In the outfield, the Carolina League featured three youngsters who could make it to the Show. Lynchburg center fielder Kory DeHaan, a 1997 draftee, has a slashing swing with gaps power and good speed. On defense, he was getting good jumps and covering a lot of ground. DeHaan is a lefty swinger, with a lean body and an aggressive approach. He reminds me a bit of a young Andy VanSlyke. Salem’s (Rockies) Jody Gerut (pronounced “Garrett”) has a compact stroke and looks like he has a plan at the plate. Strangely enough, the Rockies haven’t produced many homegrown hitters of note. Their second round pick of a year ago could help change that. Luis Matos, then of Frederick, showed a good line drive stroke and speed to burn. He singled twice, turning one of them into a double with pure hustle, and also had two stolen bases in the game, including one of third. The young Puerto Rican possesses an exciting set of skills, including some power. He could stand to walk more for a top-of-the-order-type hitter, but otherwise he looks quite promising, in a Devon White sort of way.

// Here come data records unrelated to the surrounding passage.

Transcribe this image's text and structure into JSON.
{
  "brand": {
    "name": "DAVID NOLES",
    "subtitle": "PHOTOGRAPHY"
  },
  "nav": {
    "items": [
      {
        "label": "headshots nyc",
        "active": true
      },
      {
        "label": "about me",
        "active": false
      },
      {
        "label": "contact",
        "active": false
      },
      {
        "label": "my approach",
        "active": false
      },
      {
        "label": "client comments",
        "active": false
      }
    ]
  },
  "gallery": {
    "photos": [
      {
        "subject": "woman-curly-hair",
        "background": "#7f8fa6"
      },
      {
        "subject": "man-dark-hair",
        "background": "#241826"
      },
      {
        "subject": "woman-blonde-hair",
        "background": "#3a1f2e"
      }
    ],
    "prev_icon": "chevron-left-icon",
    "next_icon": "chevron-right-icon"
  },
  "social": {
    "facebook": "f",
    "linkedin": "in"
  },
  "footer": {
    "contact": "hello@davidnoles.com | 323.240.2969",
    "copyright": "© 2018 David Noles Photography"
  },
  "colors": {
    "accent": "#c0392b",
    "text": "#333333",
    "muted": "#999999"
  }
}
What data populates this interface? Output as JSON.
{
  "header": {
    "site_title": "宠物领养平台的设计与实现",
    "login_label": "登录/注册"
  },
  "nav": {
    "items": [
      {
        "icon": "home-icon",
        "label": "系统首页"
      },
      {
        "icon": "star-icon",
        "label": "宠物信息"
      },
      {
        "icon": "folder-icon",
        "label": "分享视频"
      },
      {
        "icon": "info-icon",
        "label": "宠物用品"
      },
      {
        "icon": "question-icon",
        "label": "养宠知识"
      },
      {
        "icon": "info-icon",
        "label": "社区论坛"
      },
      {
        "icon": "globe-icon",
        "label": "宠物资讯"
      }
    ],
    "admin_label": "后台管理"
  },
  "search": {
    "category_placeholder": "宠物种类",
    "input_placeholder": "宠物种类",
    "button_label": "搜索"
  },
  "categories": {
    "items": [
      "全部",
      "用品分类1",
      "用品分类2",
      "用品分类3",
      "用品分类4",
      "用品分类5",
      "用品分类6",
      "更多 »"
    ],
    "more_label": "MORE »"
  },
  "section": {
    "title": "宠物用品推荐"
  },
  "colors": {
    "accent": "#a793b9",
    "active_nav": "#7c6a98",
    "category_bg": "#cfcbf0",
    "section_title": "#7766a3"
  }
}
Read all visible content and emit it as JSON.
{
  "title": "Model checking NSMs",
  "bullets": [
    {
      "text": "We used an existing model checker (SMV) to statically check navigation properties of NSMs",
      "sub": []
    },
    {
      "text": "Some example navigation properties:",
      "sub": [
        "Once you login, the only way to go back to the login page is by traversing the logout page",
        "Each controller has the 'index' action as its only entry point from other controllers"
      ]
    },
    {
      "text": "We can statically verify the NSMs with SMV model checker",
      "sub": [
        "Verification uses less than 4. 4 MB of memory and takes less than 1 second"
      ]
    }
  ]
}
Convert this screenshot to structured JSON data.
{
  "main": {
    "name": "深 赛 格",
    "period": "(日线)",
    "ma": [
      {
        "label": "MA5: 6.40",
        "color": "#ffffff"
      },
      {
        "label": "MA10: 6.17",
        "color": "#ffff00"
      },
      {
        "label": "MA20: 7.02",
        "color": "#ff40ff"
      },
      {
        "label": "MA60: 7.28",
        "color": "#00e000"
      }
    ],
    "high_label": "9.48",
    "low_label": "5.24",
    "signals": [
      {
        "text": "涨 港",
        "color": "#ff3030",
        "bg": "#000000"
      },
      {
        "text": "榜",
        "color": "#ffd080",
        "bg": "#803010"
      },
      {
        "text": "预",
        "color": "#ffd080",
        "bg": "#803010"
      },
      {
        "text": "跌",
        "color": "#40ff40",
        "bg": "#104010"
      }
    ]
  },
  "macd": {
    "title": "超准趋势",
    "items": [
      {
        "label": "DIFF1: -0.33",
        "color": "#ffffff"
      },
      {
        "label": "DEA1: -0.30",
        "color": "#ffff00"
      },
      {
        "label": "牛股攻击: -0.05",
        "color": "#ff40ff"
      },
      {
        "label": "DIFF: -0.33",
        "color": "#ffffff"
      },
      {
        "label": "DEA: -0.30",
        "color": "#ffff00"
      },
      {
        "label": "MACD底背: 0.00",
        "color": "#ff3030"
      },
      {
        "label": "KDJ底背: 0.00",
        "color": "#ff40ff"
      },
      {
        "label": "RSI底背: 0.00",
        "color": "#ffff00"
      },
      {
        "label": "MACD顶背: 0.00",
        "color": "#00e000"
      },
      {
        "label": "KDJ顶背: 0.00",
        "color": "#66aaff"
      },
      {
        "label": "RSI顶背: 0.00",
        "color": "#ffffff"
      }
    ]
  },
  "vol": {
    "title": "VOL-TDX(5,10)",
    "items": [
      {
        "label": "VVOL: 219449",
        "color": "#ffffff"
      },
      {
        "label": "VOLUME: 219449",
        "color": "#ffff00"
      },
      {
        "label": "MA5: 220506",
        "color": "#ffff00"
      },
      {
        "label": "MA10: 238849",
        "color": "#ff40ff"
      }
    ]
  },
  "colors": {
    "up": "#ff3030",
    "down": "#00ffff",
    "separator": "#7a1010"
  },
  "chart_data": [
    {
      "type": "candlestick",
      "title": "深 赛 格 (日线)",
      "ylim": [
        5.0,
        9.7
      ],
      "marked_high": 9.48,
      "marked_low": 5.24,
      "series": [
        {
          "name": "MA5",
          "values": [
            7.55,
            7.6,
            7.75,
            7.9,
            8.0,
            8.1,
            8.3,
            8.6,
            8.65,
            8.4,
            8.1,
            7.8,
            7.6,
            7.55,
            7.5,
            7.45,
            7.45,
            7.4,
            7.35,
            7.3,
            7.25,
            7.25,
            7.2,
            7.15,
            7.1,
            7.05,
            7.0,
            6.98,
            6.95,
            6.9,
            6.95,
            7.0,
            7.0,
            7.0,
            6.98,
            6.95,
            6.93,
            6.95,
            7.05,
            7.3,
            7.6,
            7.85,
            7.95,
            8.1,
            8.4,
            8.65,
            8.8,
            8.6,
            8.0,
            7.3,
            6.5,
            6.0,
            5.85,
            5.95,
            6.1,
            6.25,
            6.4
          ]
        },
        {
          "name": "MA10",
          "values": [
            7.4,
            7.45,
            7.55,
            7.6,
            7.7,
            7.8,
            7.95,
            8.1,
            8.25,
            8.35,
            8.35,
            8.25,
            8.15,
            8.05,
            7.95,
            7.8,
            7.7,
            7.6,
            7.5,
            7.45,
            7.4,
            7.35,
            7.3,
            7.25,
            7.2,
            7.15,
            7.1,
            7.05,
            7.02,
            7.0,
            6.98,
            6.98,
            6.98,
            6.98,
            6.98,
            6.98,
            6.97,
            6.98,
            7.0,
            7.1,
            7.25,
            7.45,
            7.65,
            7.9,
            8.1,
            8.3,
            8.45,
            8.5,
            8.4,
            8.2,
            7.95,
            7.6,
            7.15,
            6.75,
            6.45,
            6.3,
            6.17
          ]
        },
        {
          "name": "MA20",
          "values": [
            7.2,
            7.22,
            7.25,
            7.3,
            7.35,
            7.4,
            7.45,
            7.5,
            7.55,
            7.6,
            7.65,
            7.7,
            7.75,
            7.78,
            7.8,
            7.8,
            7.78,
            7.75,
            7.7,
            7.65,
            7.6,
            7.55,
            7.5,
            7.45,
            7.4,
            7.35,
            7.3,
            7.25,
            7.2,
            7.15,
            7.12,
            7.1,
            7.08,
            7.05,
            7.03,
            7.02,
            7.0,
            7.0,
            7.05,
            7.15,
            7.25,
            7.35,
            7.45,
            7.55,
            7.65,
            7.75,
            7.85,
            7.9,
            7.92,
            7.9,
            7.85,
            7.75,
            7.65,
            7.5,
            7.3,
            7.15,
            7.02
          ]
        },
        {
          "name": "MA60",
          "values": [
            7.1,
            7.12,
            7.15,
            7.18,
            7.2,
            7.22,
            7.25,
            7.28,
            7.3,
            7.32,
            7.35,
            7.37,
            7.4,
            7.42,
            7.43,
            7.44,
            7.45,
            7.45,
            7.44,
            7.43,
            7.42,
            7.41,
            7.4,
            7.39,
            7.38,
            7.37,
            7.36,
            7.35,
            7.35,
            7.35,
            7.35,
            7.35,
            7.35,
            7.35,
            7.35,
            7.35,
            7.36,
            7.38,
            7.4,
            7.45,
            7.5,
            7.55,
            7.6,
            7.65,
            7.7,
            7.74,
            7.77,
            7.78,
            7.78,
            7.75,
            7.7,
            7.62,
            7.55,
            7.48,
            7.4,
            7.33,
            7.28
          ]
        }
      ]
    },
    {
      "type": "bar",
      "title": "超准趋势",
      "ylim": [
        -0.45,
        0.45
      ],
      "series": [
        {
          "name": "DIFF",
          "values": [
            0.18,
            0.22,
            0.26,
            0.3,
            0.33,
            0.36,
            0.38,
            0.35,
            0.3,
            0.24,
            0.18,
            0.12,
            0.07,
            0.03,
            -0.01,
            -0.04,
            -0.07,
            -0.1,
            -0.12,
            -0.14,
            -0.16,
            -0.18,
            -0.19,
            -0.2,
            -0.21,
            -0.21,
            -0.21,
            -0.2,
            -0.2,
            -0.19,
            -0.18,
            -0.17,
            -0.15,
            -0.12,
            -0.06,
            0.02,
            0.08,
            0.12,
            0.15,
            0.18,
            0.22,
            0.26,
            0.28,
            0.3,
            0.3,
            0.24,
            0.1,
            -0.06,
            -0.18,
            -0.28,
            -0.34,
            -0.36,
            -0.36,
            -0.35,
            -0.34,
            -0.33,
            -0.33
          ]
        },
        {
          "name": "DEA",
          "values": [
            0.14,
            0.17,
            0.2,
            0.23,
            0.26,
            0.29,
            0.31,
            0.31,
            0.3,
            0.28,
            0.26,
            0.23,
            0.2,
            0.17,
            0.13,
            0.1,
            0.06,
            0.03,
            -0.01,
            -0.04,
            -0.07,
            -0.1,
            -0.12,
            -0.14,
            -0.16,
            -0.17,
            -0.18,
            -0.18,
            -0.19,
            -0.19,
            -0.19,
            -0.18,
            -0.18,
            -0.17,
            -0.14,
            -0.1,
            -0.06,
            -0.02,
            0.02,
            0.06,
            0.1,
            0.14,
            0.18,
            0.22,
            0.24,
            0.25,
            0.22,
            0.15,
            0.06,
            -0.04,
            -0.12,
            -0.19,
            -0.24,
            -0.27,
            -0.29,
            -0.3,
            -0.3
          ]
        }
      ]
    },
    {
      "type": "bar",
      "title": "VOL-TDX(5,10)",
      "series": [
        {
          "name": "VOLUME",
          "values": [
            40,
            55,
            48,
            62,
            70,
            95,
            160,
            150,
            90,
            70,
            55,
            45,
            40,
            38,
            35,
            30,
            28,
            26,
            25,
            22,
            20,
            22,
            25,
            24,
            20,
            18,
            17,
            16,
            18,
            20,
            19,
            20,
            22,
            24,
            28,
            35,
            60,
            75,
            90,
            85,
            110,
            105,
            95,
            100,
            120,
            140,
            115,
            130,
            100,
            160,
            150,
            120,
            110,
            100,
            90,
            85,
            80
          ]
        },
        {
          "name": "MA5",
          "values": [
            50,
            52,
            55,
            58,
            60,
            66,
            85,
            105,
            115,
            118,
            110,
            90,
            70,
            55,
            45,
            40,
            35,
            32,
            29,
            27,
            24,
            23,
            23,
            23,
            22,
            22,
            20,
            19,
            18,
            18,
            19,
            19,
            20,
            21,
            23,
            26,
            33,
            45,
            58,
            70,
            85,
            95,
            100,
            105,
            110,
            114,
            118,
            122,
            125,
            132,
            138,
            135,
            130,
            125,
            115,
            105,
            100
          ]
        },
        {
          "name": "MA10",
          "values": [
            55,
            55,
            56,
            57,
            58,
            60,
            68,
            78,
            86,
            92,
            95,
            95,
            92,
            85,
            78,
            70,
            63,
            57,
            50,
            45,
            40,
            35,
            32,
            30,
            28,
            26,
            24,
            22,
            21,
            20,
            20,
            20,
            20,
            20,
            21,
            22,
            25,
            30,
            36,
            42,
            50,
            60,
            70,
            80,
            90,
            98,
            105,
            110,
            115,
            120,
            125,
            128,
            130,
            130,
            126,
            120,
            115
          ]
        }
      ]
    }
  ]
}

Among California Leaguers, Lake Elsinore’s (Angels) Darren Blakely, the aforementioned Chen, and Bakersfield’s (Giants) Doug Clark looked like they might have futures. Blakely, a switch-hitting center fielder drafted in the fifth round last year out of the University of Hawaii, can absolutely fly. I actually saw him play in college and I don’t remember much about him except that any time he reached first base and there was nobody ahead of him on the bases, it wasn’t long before he was on second base. He’s a good bunter and he’s big enough (6’0″, 190 lbs.) to hit the ball with some authority. Like Matos, Blakely reminds me of Devon White, not in terms of body type — Blakely looks like a football player — but in terms of playing style. As for Chen, he was probably the single most impressive hitter in this game. He walked his only two times up, but he showed a very quick bat and in the home run contest he flexed his muscles a bit. Chen also runs very well and aggressively; he stole second after one of his walks, before being thrown out attempting to steal third. Clark had an outstanding game this night, singling, walking twice (once intentionally), and hitting an absolute bomb some 430 feet to dead center field. Like Furniss, Clark is a lefty with a sweet swing, and like Furniss he is 23. The Giants’ seventh round pick in the 1998 draft will need to advance quickly to have a shot. The way he’s playing right now, he might do just that.
Well, this article has gone on a lot longer than I’d intended it to. I hope you’ve enjoyed reading it as much as I enjoyed writing it. Before I go, I’ll leave you with the names of a few more players who made a positive impression on me at the All-Star Game but not enough to ramble on at length about them: Rick Guttormson, RHP, Rancho Cucamonga; Mike Gonzalez, LHP, Lynchburg; and Josh Kalinowski, LHP, Salem. Keep an eye out for them.
Thanks for stopping by, and I’ll see you at the game!